# [Provided information]
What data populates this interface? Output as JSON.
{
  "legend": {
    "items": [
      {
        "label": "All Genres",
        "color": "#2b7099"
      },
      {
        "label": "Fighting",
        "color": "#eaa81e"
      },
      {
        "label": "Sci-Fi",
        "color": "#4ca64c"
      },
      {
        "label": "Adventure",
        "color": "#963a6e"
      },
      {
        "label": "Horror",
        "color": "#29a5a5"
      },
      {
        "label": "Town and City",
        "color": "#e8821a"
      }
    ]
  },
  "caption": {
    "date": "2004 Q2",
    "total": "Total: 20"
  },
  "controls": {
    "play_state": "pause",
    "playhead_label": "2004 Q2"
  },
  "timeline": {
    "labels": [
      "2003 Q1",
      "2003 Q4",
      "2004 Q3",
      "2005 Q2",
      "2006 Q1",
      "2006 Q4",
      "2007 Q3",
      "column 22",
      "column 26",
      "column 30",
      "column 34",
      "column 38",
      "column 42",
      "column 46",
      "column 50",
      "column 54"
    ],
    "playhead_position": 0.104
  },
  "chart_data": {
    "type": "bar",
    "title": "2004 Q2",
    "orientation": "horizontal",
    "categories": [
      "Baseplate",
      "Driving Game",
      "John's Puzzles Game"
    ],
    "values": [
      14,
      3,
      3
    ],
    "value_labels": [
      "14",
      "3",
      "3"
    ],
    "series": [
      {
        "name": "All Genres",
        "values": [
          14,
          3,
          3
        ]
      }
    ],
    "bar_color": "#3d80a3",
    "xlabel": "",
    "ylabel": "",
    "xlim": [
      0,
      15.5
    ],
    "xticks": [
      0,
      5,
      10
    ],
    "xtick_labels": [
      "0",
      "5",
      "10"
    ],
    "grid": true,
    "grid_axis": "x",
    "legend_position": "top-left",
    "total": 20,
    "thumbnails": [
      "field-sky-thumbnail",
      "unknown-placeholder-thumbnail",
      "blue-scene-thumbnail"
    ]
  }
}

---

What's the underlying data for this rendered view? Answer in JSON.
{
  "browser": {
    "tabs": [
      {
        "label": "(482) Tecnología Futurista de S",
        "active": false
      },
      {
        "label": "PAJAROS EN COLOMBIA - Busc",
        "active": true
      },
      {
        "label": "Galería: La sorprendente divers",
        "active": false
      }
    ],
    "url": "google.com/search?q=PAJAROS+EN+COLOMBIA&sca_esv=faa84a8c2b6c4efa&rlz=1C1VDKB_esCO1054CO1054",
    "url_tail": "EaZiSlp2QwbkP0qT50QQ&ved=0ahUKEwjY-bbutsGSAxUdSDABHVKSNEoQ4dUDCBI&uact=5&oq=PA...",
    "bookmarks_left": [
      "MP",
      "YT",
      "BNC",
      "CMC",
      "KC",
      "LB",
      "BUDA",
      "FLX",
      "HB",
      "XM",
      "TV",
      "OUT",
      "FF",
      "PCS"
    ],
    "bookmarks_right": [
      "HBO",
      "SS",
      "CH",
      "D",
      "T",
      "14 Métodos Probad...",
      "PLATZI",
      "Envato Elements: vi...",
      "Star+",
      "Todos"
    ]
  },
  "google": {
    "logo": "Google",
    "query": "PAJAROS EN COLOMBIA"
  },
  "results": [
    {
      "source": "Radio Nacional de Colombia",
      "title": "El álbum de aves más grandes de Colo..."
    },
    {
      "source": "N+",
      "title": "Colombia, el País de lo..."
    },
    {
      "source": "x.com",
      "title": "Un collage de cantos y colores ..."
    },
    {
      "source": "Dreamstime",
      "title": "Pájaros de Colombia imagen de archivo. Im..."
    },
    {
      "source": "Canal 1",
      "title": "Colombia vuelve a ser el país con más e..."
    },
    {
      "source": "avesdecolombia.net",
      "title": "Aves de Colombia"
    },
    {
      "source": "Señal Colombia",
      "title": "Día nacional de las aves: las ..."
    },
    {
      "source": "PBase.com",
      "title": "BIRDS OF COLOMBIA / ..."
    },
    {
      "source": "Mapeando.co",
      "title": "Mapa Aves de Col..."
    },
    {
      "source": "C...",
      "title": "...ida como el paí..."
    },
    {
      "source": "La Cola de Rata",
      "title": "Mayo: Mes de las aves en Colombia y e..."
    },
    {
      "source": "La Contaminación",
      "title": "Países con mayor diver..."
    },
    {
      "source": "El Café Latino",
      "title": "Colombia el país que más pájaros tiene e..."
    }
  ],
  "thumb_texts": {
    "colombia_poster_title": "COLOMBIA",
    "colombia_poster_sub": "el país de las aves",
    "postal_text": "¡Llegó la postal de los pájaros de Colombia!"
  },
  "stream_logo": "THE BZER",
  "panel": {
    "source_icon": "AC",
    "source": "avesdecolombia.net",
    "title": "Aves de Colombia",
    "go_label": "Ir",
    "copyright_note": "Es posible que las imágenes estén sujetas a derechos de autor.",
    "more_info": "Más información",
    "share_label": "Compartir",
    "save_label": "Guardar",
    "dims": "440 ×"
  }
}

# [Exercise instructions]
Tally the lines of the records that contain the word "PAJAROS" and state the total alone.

# [Exercise response]
3